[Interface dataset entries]
***
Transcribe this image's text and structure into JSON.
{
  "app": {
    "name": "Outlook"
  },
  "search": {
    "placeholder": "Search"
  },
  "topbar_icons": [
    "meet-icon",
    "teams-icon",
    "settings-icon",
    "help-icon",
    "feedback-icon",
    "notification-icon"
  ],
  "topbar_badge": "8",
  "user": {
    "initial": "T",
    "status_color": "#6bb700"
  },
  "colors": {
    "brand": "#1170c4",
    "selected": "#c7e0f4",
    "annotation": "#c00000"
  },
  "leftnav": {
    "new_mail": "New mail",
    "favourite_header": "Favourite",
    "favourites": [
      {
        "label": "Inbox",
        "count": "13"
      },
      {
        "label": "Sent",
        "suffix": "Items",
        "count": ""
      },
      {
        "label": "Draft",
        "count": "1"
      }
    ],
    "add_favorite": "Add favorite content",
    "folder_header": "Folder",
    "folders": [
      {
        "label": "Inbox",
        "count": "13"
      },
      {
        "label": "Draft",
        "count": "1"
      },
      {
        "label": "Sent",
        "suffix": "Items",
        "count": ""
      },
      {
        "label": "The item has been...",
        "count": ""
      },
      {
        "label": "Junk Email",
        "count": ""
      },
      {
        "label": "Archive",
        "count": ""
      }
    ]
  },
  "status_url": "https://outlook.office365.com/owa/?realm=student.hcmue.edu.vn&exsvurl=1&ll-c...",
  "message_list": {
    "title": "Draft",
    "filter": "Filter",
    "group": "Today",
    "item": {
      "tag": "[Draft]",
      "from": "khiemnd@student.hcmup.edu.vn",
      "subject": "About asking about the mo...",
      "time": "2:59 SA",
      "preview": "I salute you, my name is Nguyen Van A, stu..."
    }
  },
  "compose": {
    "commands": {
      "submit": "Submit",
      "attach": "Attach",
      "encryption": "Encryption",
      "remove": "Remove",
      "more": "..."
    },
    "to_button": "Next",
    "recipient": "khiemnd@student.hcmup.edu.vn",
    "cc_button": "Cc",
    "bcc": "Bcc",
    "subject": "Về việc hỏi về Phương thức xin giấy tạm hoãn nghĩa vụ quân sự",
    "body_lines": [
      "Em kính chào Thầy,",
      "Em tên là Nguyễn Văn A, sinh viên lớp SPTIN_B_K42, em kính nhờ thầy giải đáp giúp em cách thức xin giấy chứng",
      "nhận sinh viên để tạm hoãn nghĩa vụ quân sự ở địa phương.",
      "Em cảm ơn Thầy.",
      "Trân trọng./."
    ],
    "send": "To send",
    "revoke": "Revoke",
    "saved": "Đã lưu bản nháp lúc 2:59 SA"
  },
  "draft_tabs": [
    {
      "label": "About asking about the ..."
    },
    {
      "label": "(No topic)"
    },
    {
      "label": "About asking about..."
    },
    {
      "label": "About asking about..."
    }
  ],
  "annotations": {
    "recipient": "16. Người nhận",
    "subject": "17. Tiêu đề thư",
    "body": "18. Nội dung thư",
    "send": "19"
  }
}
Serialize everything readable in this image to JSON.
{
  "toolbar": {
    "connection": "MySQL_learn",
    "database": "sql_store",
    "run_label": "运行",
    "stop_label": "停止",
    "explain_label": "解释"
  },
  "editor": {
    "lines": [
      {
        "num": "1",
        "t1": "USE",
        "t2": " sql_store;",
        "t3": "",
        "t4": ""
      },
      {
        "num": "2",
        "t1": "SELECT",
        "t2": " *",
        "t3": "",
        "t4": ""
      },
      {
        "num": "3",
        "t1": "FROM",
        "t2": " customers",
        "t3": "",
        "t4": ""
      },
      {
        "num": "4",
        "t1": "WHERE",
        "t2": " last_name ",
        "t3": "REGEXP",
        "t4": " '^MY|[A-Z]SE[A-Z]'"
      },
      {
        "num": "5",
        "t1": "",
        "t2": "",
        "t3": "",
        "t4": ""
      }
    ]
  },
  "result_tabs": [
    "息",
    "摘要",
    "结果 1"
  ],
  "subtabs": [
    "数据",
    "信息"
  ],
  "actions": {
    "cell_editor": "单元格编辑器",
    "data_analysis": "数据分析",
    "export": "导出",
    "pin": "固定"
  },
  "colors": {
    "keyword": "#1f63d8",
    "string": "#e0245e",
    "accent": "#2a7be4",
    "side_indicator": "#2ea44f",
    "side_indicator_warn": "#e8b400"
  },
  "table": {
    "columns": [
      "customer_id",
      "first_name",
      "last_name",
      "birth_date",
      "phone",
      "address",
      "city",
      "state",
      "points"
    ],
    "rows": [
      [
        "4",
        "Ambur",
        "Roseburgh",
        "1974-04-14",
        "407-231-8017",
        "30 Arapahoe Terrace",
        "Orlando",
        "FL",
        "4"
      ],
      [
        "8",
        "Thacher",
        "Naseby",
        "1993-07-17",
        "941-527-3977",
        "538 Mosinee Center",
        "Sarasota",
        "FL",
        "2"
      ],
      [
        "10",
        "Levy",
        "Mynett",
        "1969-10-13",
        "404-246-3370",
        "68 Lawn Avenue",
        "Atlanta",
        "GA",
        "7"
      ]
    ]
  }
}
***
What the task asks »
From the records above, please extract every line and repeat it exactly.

Task output »
Transcribe this image's text and structure into JSON.
{
  "app": {
    "name": "Outlook"
  },
  "search": {
    "placeholder": "Search"
  },
  "topbar_icons": [
    "meet-icon",
    "teams-icon",
    "settings-icon",
    "help-icon",
    "feedback-icon",
    "notification-icon"
  ],
  "topbar_badge": "8",
  "user": {
    "initial": "T",
    "status_color": "#6bb700"
  },
  "colors": {
    "brand": "#1170c4",
    "selected": "#c7e0f4",
    "annotation": "#c00000"
  },
  "leftnav": {
    "new_mail": "New mail",
    "favourite_header": "Favourite",
    "favourites": [
      {
        "label": "Inbox",
        "count": "13"
      },
      {
        "label": "Sent",
        "suffix": "Items",
        "count": ""
      },
      {
        "label": "Draft",
        "count": "1"
      }
    ],
    "add_favorite": "Add favorite content",
    "folder_header": "Folder",
    "folders": [
      {
        "label": "Inbox",
        "count": "13"
      },
      {
        "label": "Draft",
        "count": "1"
      },
      {
        "label": "Sent",
        "suffix": "Items",
        "count": ""
      },
      {
        "label": "The item has been...",
        "count": ""
      },
      {
        "label": "Junk Email",
        "count": ""
      },
      {
        "label": "Archive",
        "count": ""
      }
    ]
  },
  "status_url": "https://outlook.office365.com/owa/?realm=student.hcmue.edu.vn&exsvurl=1&ll-c...",
  "message_list": {
    "title": "Draft",
    "filter": "Filter",
    "group": "Today",
    "item": {
      "tag": "[Draft]",
      "from": "khiemnd@student.hcmup.edu.vn",
      "subject": "About asking about the mo...",
      "time": "2:59 SA",
      "preview": "I salute you, my name is Nguyen Van A, stu..."
    }
  },
  "compose": {
    "commands": {
      "submit": "Submit",
      "attach": "Attach",
      "encryption": "Encryption",
      "remove": "Remove",
      "more": "..."
    },
    "to_button": "Next",
    "recipient": "khiemnd@student.hcmup.edu.vn",
    "cc_button": "Cc",
    "bcc": "Bcc",
    "subject": "Về việc hỏi về Phương thức xin giấy tạm hoãn nghĩa vụ quân sự",
    "body_lines": [
      "Em kính chào Thầy,",
      "Em tên là Nguyễn Văn A, sinh viên lớp SPTIN_B_K42, em kính nhờ thầy giải đáp giúp em cách thức xin giấy chứng",
      "nhận sinh viên để tạm hoãn nghĩa vụ quân sự ở địa phương.",
      "Em cảm ơn Thầy.",
      "Trân trọng./."
    ],
    "send": "To send",
    "revoke": "Revoke",
    "saved": "Đã lưu bản nháp lúc 2:59 SA"
  },
  "draft_tabs": [
    {
      "label": "About asking about the ..."
    },
    {
      "label": "(No topic)"
    },
    {
      "label": "About asking about..."
    },
    {
      "label": "About asking about..."
    }
  ],
  "annotations": {
    "recipient": "16. Người nhận",
    "subject": "17. Tiêu đề thư",
    "body": "18. Nội dung thư",
    "send": "19"
  }
}
Serialize everything readable in this image to JSON.
{
  "toolbar": {
    "connection": "MySQL_learn",
    "database": "sql_store",
    "run_label": "运行",
    "stop_label": "停止",
    "explain_label": "解释"
  },
  "editor": {
    "lines": [
      {
        "num": "1",
        "t1": "USE",
        "t2": " sql_store;",
        "t3": "",
        "t4": ""
      },
      {
        "num": "2",
        "t1": "SELECT",
        "t2": " *",
        "t3": "",
        "t4": ""
      },
      {
        "num": "3",
        "t1": "FROM",
        "t2": " customers",
        "t3": "",
        "t4": ""
      },
      {
        "num": "4",
        "t1": "WHERE",
        "t2": " last_name ",
        "t3": "REGEXP",
        "t4": " '^MY|[A-Z]SE[A-Z]'"
      },
      {
        "num": "5",
        "t1": "",
        "t2": "",
        "t3": "",
        "t4": ""
      }
    ]
  },
  "result_tabs": [
    "息",
    "摘要",
    "结果 1"
  ],
  "subtabs": [
    "数据",
    "信息"
  ],
  "actions": {
    "cell_editor": "单元格编辑器",
    "data_analysis": "数据分析",
    "export": "导出",
    "pin": "固定"
  },
  "colors": {
    "keyword": "#1f63d8",
    "string": "#e0245e",
    "accent": "#2a7be4",
    "side_indicator": "#2ea44f",
    "side_indicator_warn": "#e8b400"
  },
  "table": {
    "columns": [
      "customer_id",
      "first_name",
      "last_name",
      "birth_date",
      "phone",
      "address",
      "city",
      "state",
      "points"
    ],
    "rows": [
      [
        "4",
        "Ambur",
        "Roseburgh",
        "1974-04-14",
        "407-231-8017",
        "30 Arapahoe Terrace",
        "Orlando",
        "FL",
        "4"
      ],
      [
        "8",
        "Thacher",
        "Naseby",
        "1993-07-17",
        "941-527-3977",
        "538 Mosinee Center",
        "Sarasota",
        "FL",
        "2"
      ],
      [
        "10",
        "Levy",
        "Mynett",
        "1969-10-13",
        "404-246-3370",
        "68 Lawn Avenue",
        "Atlanta",
        "GA",
        "7"
      ]
    ]
  }
}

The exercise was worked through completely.